    A cleaver writing style, written from the perspective of many different family members.This gives the reader a balanced view of the dynamics of the family.She juggles these many characters, setting & situations well.I was keen to read on as the various stories unfolded.Set in London, Tasmania & coastal France, I didn't "see" these locations or learn anything about them.That disappointed me, I like to learn about places I haven't visited.It was an easy read. I have read others of hers i have enjoyed more.

  • Denise Covey
    2019-05-17 05:46

    I love Liz Byrski and I love her rambling family sagas. I enjoyed the settings in both Tasmania, Brittany and London. The different generations of the families were well presented and added to the tension. I liked the main character and the way she's been submersed in her marriage and how she's given up too much. It's good to see books delving into what happens after a controlling partner dies and is no longer calling the shots--or is he?

  • Jennifer Rolfe
    2019-05-08 03:38

    When I requested this from the library I was 84th on the list so I have been waiting a while for this one and it didn't disappoint. The theme was a family struggling under the power of a male despot/tyrant. I think this is a theme shared by many. The 'don't question my authority' is the means men silence women and children - the concealed threat.

  • Louise
    2019-05-23 07:25

    This one's going straight to the holiday reading shelf! Liz Byrski's eighth novel again places older women at the centre of the narrative. An easy to read, well-constructed story about four women and their angst-ridden attempts to live happily ever after.

  • Sam Colloff
    2019-05-09 03:29

    I was just in the right frame of mind for this. a gentle, slow paced read with strong characters, quite a light read but still meaningful. wish goodreads allowed half-stars, I'd give this a three and a half.

  • Tracy
    2019-05-23 10:34

    It was a bit of a nothing story really. An illegitimate child and a lesbian in the family. That's it! Very little happens in this book. It's really a story of how the family deal and feel about these two events but in a pretty non eventful way.

  • Di Sharples
    2019-05-22 10:47

    Not bad. I find it amazing how one can relate to our own lives.

  • Jacq
    2019-05-22 10:46

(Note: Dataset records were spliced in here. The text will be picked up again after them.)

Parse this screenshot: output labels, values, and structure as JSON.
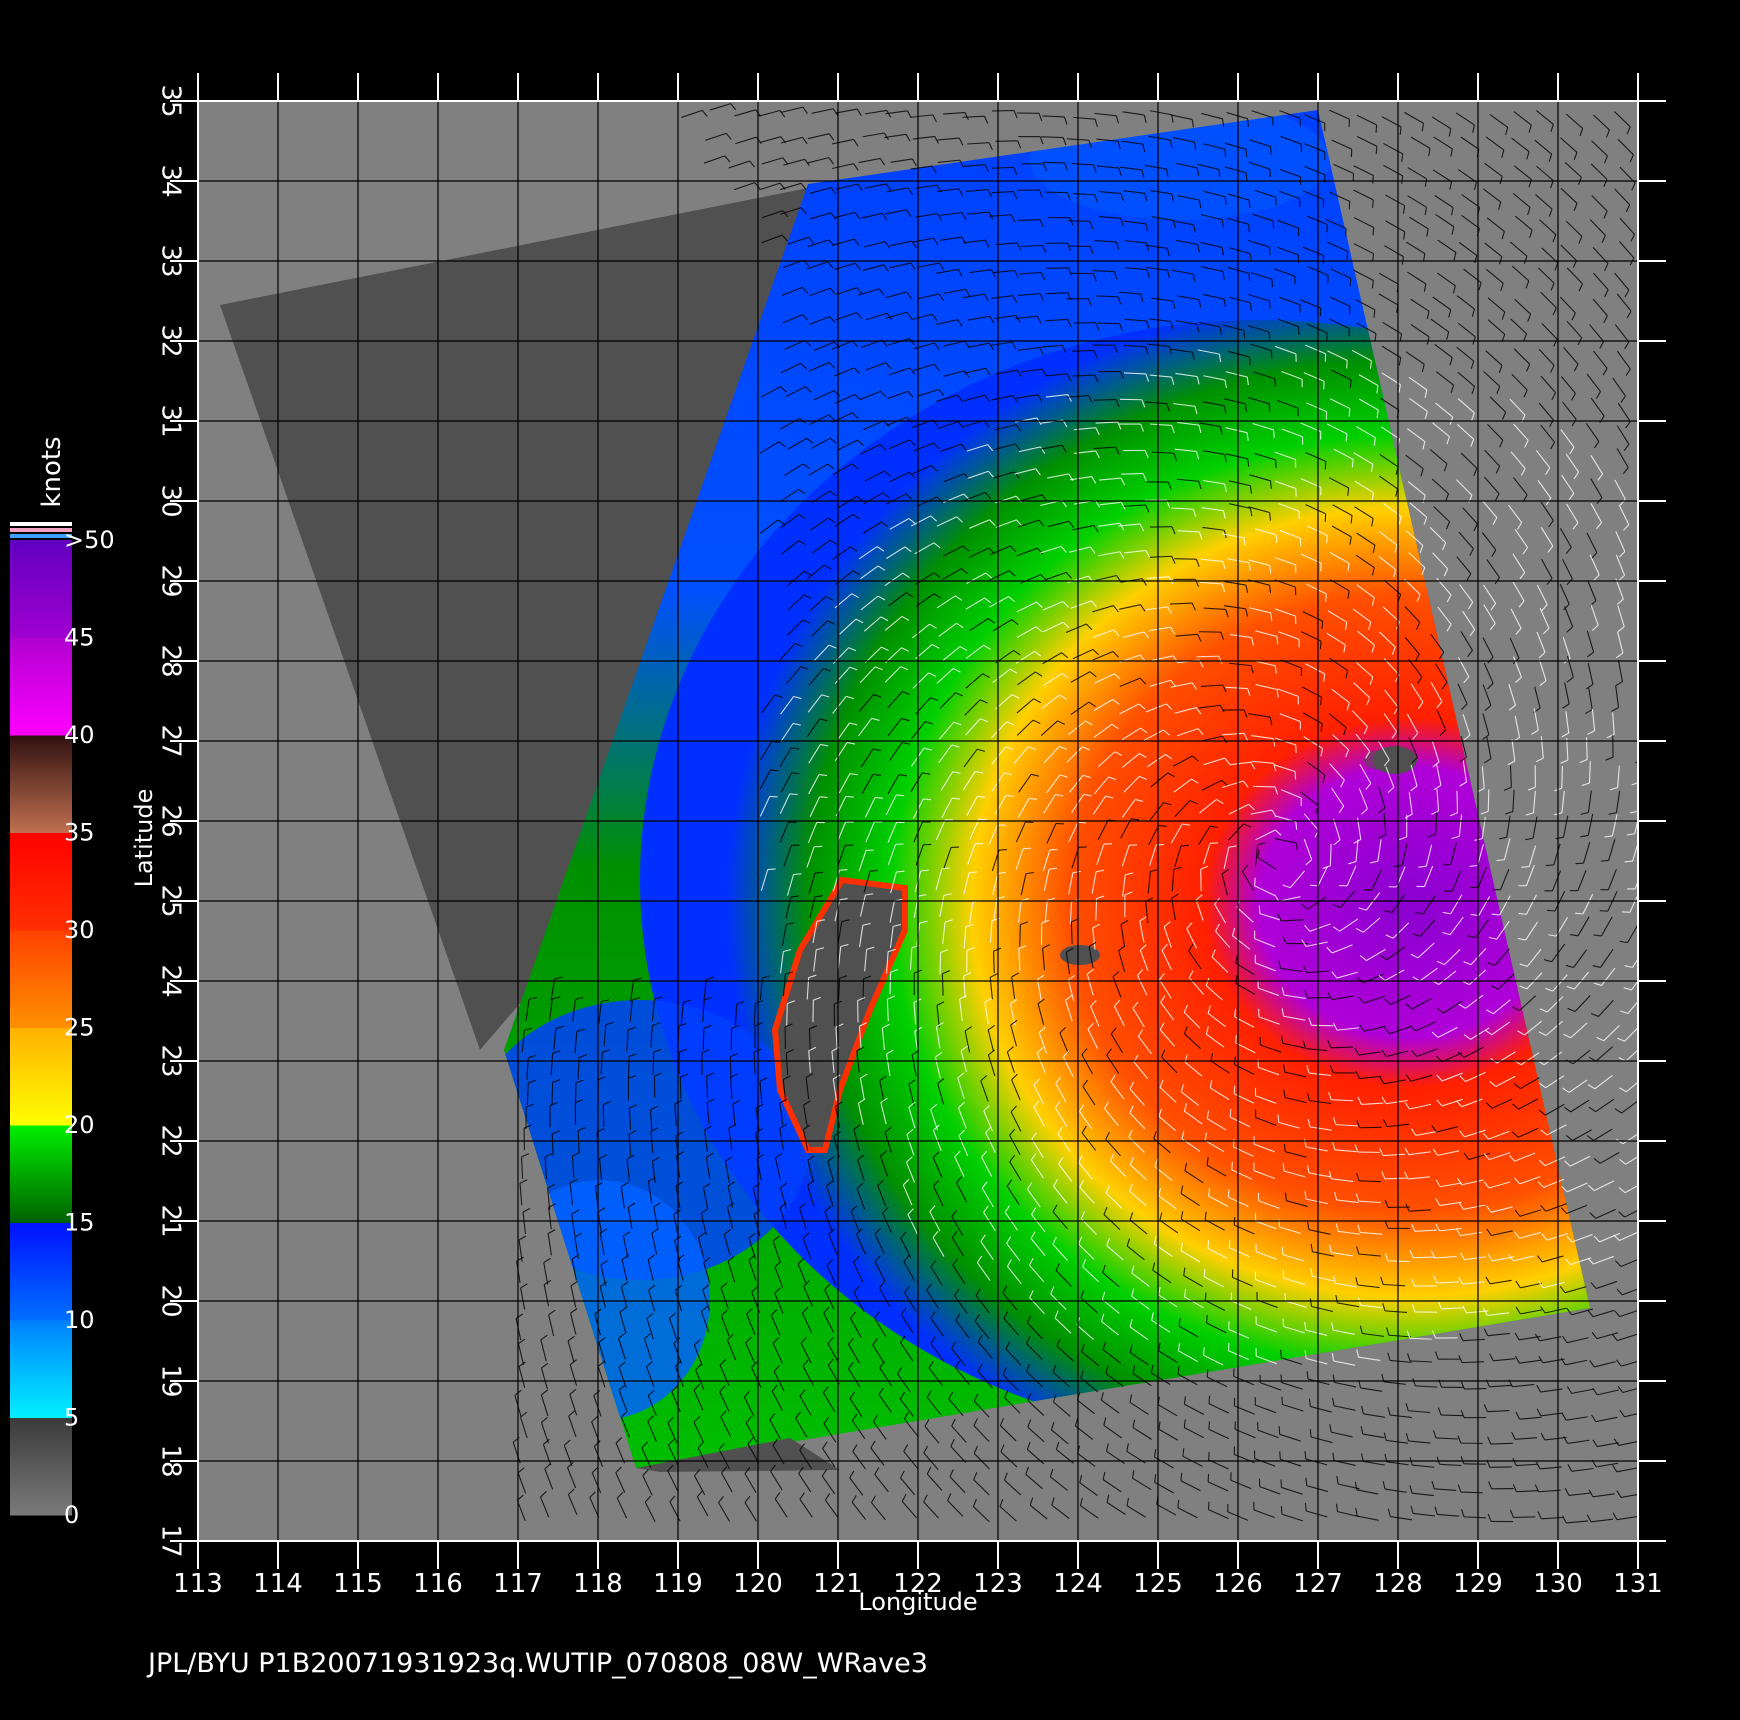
{
  "map": {
    "footer": "JPL/BYU  P1B20071931923q.WUTIP_070808_08W_WRave3",
    "xlabel": "Longitude",
    "ylabel": "Latitude",
    "lon_ticks": [
      "113",
      "114",
      "115",
      "116",
      "117",
      "118",
      "119",
      "120",
      "121",
      "122",
      "123",
      "124",
      "125",
      "126",
      "127",
      "128",
      "129",
      "130",
      "131"
    ],
    "lat_ticks": [
      "17",
      "18",
      "19",
      "20",
      "21",
      "22",
      "23",
      "24",
      "25",
      "26",
      "27",
      "28",
      "29",
      "30",
      "31",
      "32",
      "33",
      "34",
      "35"
    ],
    "lon_range": [
      113,
      131
    ],
    "lat_range": [
      17,
      35
    ],
    "grid": true,
    "land_color": "#505050",
    "background_color": "#808080"
  },
  "colorbar": {
    "title": "knots",
    "labels": [
      "0",
      "5",
      "10",
      "15",
      "20",
      "25",
      "30",
      "35",
      "40",
      "45",
      ">50"
    ],
    "stops": [
      {
        "from": 0,
        "to": 5,
        "colors": [
          "#7a7a7a",
          "#3a3a3a"
        ]
      },
      {
        "from": 5,
        "to": 10,
        "colors": [
          "#00f0ff",
          "#0080ff"
        ]
      },
      {
        "from": 10,
        "to": 15,
        "colors": [
          "#0070ff",
          "#0010ff"
        ]
      },
      {
        "from": 15,
        "to": 20,
        "colors": [
          "#006000",
          "#00f000"
        ]
      },
      {
        "from": 20,
        "to": 25,
        "colors": [
          "#ffff00",
          "#ffb000"
        ]
      },
      {
        "from": 25,
        "to": 30,
        "colors": [
          "#ff9000",
          "#ff4000"
        ]
      },
      {
        "from": 30,
        "to": 35,
        "colors": [
          "#ff3000",
          "#ff0000"
        ]
      },
      {
        "from": 35,
        "to": 40,
        "colors": [
          "#c07050",
          "#301010"
        ]
      },
      {
        "from": 40,
        "to": 45,
        "colors": [
          "#ff00ff",
          "#b000d0"
        ]
      },
      {
        "from": 45,
        "to": 50,
        "colors": [
          "#a000d0",
          "#6000c0"
        ]
      }
    ]
  }
}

    So refreshing to pick up a book and find it's about the complexities of a family that has grown up but not necessarily moved on. Loss, grief and dealing with second chances. Nothing is simple and Family Secrets plays out in brilliant drama.